Could you output each line of the data that follows exactly?

INPUT DATA START

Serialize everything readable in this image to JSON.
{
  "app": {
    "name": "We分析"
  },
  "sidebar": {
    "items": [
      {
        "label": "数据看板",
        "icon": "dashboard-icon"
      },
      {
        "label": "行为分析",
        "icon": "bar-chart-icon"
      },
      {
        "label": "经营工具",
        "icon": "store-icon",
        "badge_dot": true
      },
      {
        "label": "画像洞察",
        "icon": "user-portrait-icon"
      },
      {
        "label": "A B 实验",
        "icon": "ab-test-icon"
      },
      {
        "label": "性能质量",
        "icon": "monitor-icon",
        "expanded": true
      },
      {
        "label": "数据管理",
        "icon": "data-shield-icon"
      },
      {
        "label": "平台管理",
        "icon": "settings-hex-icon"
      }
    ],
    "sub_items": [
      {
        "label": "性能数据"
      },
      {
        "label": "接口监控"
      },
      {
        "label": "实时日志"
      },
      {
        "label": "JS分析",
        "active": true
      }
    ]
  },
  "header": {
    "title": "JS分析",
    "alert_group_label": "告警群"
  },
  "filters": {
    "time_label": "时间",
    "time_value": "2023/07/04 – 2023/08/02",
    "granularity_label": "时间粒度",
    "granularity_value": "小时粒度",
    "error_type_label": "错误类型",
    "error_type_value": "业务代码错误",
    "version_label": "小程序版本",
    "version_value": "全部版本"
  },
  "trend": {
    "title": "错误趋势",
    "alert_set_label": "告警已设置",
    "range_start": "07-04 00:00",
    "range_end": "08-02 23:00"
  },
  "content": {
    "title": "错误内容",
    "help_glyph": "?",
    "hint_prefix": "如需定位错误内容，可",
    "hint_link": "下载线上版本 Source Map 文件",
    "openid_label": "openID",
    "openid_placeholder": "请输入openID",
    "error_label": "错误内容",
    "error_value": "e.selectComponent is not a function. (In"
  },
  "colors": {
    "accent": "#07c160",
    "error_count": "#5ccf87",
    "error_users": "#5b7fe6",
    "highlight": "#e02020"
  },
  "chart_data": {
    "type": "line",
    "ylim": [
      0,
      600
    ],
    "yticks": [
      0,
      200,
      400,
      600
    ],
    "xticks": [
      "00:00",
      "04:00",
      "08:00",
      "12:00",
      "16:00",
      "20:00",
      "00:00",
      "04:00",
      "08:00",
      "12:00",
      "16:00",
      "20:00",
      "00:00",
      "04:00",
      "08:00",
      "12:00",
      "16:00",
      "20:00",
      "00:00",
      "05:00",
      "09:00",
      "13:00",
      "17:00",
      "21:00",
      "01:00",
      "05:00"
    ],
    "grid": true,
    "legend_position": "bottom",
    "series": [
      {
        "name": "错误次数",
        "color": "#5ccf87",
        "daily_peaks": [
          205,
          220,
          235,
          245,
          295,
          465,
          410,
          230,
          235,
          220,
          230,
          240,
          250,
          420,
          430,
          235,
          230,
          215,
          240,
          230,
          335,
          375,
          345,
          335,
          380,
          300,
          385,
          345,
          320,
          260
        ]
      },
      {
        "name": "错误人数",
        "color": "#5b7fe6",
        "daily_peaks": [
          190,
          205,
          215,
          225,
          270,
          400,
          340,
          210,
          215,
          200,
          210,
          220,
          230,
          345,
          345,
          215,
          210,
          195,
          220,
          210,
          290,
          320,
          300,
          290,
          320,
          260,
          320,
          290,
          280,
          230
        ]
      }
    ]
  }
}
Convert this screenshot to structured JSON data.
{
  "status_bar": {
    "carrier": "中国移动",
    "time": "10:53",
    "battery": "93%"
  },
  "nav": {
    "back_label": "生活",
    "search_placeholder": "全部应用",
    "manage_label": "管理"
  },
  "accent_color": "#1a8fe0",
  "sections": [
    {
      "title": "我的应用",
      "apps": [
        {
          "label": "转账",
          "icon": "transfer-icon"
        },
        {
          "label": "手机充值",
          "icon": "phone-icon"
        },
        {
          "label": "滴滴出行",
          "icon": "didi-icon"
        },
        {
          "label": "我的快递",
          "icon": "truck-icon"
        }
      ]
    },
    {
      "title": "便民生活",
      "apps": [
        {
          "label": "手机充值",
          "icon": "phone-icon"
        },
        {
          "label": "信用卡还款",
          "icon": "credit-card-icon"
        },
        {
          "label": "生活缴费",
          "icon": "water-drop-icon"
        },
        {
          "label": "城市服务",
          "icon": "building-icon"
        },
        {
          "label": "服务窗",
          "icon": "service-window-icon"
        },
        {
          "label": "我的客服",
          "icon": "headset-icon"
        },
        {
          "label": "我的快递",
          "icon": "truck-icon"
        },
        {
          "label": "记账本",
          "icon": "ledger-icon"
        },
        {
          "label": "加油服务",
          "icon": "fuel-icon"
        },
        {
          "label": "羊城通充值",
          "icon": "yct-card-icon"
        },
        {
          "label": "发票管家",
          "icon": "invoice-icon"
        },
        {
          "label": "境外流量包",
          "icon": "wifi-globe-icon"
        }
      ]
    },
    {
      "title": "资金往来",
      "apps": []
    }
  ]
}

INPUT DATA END

TASK SOLUTION =
Serialize everything readable in this image to JSON.
{
  "app": {
    "name": "We分析"
  },
  "sidebar": {
    "items": [
      {
        "label": "数据看板",
        "icon": "dashboard-icon"
      },
      {
        "label": "行为分析",
        "icon": "bar-chart-icon"
      },
      {
        "label": "经营工具",
        "icon": "store-icon",
        "badge_dot": true
      },
      {
        "label": "画像洞察",
        "icon": "user-portrait-icon"
      },
      {
        "label": "A B 实验",
        "icon": "ab-test-icon"
      },
      {
        "label": "性能质量",
        "icon": "monitor-icon",
        "expanded": true
      },
      {
        "label": "数据管理",
        "icon": "data-shield-icon"
      },
      {
        "label": "平台管理",
        "icon": "settings-hex-icon"
      }
    ],
    "sub_items": [
      {
        "label": "性能数据"
      },
      {
        "label": "接口监控"
      },
      {
        "label": "实时日志"
      },
      {
        "label": "JS分析",
        "active": true
      }
    ]
  },
  "header": {
    "title": "JS分析",
    "alert_group_label": "告警群"
  },
  "filters": {
    "time_label": "时间",
    "time_value": "2023/07/04 – 2023/08/02",
    "granularity_label": "时间粒度",
    "granularity_value": "小时粒度",
    "error_type_label": "错误类型",
    "error_type_value": "业务代码错误",
    "version_label": "小程序版本",
    "version_value": "全部版本"
  },
  "trend": {
    "title": "错误趋势",
    "alert_set_label": "告警已设置",
    "range_start": "07-04 00:00",
    "range_end": "08-02 23:00"
  },
  "content": {
    "title": "错误内容",
    "help_glyph": "?",
    "hint_prefix": "如需定位错误内容，可",
    "hint_link": "下载线上版本 Source Map 文件",
    "openid_label": "openID",
    "openid_placeholder": "请输入openID",
    "error_label": "错误内容",
    "error_value": "e.selectComponent is not a function. (In"
  },
  "colors": {
    "accent": "#07c160",
    "error_count": "#5ccf87",
    "error_users": "#5b7fe6",
    "highlight": "#e02020"
  },
  "chart_data": {
    "type": "line",
    "ylim": [
      0,
      600
    ],
    "yticks": [
      0,
      200,
      400,
      600
    ],
    "xticks": [
      "00:00",
      "04:00",
      "08:00",
      "12:00",
      "16:00",
      "20:00",
      "00:00",
      "04:00",
      "08:00",
      "12:00",
      "16:00",
      "20:00",
      "00:00",
      "04:00",
      "08:00",
      "12:00",
      "16:00",
      "20:00",
      "00:00",
      "05:00",
      "09:00",
      "13:00",
      "17:00",
      "21:00",
      "01:00",
      "05:00"
    ],
    "grid": true,
    "legend_position": "bottom",
    "series": [
      {
        "name": "错误次数",
        "color": "#5ccf87",
        "daily_peaks": [
          205,
          220,
          235,
          245,
          295,
          465,
          410,
          230,
          235,
          220,
          230,
          240,
          250,
          420,
          430,
          235,
          230,
          215,
          240,
          230,
          335,
          375,
          345,
          335,
          380,
          300,
          385,
          345,
          320,
          260
        ]
      },
      {
        "name": "错误人数",
        "color": "#5b7fe6",
        "daily_peaks": [
          190,
          205,
          215,
          225,
          270,
          400,
          340,
          210,
          215,
          200,
          210,
          220,
          230,
          345,
          345,
          215,
          210,
          195,
          220,
          210,
          290,
          320,
          300,
          290,
          320,
          260,
          320,
          290,
          280,
          230
        ]
      }
    ]
  }
}
Convert this screenshot to structured JSON data.
{
  "status_bar": {
    "carrier": "中国移动",
    "time": "10:53",
    "battery": "93%"
  },
  "nav": {
    "back_label": "生活",
    "search_placeholder": "全部应用",
    "manage_label": "管理"
  },
  "accent_color": "#1a8fe0",
  "sections": [
    {
      "title": "我的应用",
      "apps": [
        {
          "label": "转账",
          "icon": "transfer-icon"
        },
        {
          "label": "手机充值",
          "icon": "phone-icon"
        },
        {
          "label": "滴滴出行",
          "icon": "didi-icon"
        },
        {
          "label": "我的快递",
          "icon": "truck-icon"
        }
      ]
    },
    {
      "title": "便民生活",
      "apps": [
        {
          "label": "手机充值",
          "icon": "phone-icon"
        },
        {
          "label": "信用卡还款",
          "icon": "credit-card-icon"
        },
        {
          "label": "生活缴费",
          "icon": "water-drop-icon"
        },
        {
          "label": "城市服务",
          "icon": "building-icon"
        },
        {
          "label": "服务窗",
          "icon": "service-window-icon"
        },
        {
          "label": "我的客服",
          "icon": "headset-icon"
        },
        {
          "label": "我的快递",
          "icon": "truck-icon"
        },
        {
          "label": "记账本",
          "icon": "ledger-icon"
        },
        {
          "label": "加油服务",
          "icon": "fuel-icon"
        },
        {
          "label": "羊城通充值",
          "icon": "yct-card-icon"
        },
        {
          "label": "发票管家",
          "icon": "invoice-icon"
        },
        {
          "label": "境外流量包",
          "icon": "wifi-globe-icon"
        }
      ]
    },
    {
      "title": "资金往来",
      "apps": []
    }
  ]
}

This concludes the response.